How to Read Your Credit Report

The first step is to obtain a credit report. Please visit our How to obtain a credit report section for more information.

Once you have it, you could very well send it to us by fax or mail. Once we receive from you, along with the proper authorization to review it, we can review it and explain it to you free of charge, of course.

But you could also use the following guidelines to do it by yourself.

As explained in the commonly used terms section, a credit report is a file that credit bureaus share between each other that have personal information such as balance, credit history and so on.

If any information is inaccurate you can dispute it by yourself. Please visit our outside resources for the addresses of the credit bureaus where you can dispute any invalid information.

The firstpage will usually show your address, social security, place of employment and date on birth. It will also show a history of previous addresses and places of employment.

Then you will see any public records you might have such as tax liens, and judgments. Ideally you would have this section empty.

A tax lien and/or a judgment can significantly decrease your chances of obtaining a mortgage or car loan with a good interest rate.

The followingpage will show any account you might have either closed or open. Each one will show the creditor name, date of most recent activity, date account opened, most recent balance.

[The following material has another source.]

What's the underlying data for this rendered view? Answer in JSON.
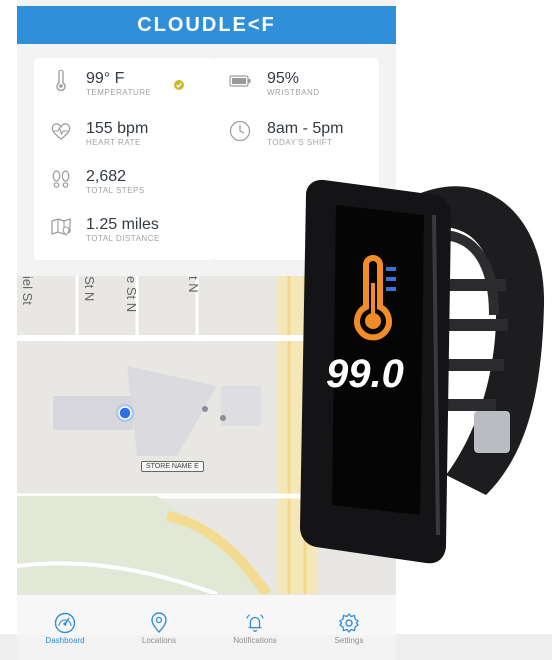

This section will also show a history of payment for each one of the accounts, for example 0 times past due 30 days. Ideally all your account will show being paid on time. If a credit card date requested a payment from you and you did not make that payment 30 days after the due date, they might report to the credit bureaus that the account was 30 days past due on such date.

Please be aware that if a change occurs on your credit history it might take some time before it is reflected on your credit file. That is why it is important to review your credit history at least every year, to make sure that changes and information are correct.

Then, on your credit report, after the listing of all accounts, it will show you apage with inquiries.

Each time you apply for credit whether for a credit card, insurance or other purposes, it will show on your credit report that an inquiry has been done. Too many inquiries within a certain period of time might result in your credit score decreasing, since companies might get the impression that you are trying to apply for many accounts, and may be planning to default on them. It is similar to credit risk criteria. Ask yourself the following question:

Would you lend money to a person who was tried to get money from many sources and was not approved?

Well, the same applies here.

Also, having too many credit cards open might not be good for your credit, since companies might think of you as being able to get into debt too easily.

For specific questions and details about your credit rights and in general about your credit score please request a free analysis.